What a pair ... is.
Heiress Paris Hilton, 24, has announced her engagement to 27-year-old Paris Latsis. Any other girl could be forgiven for swooning over this Greek bachelor, whose family is collectively worth about $7.5 billion, but Hilton is playing with fire.
Famous people with the same name should never even date. Remember the sad history of Tom Cruise and Penelope Cruz, whose courtship clearly left both traumatized -- how else to explain the Katie Holmes fiasco, or Penelope's flight into the arms of Matthew McConaughey? Or worse, consider the fate of Evelyn and Evelyn Waugh, who -- throughout their brief and unhappy union -- were reportedly known to friends as "Hevelyn and Shevelyn."
Similar questions of nomenclature now surround this latest twin set. Will she take his name, leaving high society doubly blessed with two Paris Latsises, but bereft of even a single Paris Hilton? Even if she keeps her name, what will we call them: Parisians? Parisi? Parisites? Will they share a password? Inquiring Sidekick hackers want to know.

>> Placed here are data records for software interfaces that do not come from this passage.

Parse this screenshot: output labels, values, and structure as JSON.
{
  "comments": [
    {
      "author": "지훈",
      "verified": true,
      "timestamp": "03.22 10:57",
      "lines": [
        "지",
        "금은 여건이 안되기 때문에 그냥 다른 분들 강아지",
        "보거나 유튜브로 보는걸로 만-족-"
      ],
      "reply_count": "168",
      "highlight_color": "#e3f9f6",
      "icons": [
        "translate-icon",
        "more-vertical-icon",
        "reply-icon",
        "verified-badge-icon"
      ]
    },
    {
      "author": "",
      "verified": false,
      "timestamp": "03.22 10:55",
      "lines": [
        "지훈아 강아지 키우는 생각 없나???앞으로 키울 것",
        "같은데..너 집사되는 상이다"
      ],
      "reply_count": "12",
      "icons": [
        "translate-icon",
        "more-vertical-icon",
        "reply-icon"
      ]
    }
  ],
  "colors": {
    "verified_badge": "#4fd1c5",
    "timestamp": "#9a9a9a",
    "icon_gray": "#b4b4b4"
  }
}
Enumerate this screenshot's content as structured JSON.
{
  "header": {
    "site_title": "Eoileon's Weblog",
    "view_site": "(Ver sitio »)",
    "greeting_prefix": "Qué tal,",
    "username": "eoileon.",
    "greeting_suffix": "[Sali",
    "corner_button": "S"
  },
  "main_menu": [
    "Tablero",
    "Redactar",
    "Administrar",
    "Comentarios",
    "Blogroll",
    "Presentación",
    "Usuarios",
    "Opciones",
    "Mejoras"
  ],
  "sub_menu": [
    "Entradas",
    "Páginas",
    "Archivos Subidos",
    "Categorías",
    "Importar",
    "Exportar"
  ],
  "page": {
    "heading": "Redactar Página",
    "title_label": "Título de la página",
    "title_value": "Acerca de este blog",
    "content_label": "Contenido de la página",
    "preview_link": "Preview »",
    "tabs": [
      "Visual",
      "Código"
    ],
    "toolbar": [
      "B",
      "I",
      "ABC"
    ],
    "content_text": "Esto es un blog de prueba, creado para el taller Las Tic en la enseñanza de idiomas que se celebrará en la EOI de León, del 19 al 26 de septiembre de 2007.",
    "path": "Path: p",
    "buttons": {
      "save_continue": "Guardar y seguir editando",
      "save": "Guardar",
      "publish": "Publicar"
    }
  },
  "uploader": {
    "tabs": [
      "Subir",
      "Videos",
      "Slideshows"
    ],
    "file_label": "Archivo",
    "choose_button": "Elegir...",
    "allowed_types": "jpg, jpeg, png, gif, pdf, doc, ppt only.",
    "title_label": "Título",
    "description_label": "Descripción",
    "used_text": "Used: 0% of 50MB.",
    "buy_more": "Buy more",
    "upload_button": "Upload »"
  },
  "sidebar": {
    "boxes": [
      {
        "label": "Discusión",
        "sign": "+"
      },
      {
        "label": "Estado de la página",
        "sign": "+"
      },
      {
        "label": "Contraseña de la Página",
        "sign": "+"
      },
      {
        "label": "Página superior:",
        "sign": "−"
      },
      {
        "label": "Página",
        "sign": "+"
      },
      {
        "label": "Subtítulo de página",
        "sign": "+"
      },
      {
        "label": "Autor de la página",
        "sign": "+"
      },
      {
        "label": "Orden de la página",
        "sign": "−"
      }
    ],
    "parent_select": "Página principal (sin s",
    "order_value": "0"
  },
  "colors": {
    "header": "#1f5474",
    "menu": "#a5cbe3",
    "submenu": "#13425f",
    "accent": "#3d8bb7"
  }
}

More pressing than the marriage's semantics, though, are its sweeping implications for humanity. People named Paris have a long history of social irresponsibility, particularly those who hail from the Mediterranean region that Paris Latsis calls home. The fall of Troy is typically pinned on the beautiful Helen, but it was her lover, Paris, who stole her from the Spartan king, and then -- thousands of years later -- tormented classics scholars by taking the form of Orlando Bloom in the recent epic movie Troy.
It was a lesser-known Paris, too, who in Verona helped doom the most lauded love affair of all time -- that of Romeo and Juliet, paramours whose names, you will recall, were different enough to become a point of familial contention. In any case, Shakespeare's lustful Paris would not wait until Juliet hit 14 to woo and marry her, and in his haste triggered a tragic chain of events that ended in self-inflicted wounds and a clammy tomb.
In modern times, we've had to deal with Maryland's own Parris Glendening, who -- whatever his political skills -- reportedly had an extramarital affair while serving as governor. And less local but more worrisome is Paris Michael Katherine Jackson, daughter of the pajama-sporting pop star on trial accused of molesting an adolescent cancer patient. This little Paris' destiny has yet to play out. One can only imagine what the intersection of the Jackson legacy and the Paris curse portends -- the apocalypse, perhaps? And if young Paris Jackson doesn't succeed in wrecking the world, surely the spawn of Paris squared will do the trick. A table-dancing, sex-tape-starring, teacup-Chihuahua-toting beast is slouching toward Bethlehem. In stilettos. Now that's hot.
But wait. Though potentially ruinous for civilization, the Paris-and-Paris marriage deserves plaudits as a revolutionary marketing strategy. Ms. Hilton is, after all, a woman with her own perfume, television show, modeling gig, acting career, nightclub and jewelry brand, and she's expected to unveil signature handbags, boutique hotels and energy drinks as well. Paris-branded husbands are the obvious next step. And why not? Latsis is likely the earliest model in a long, long line.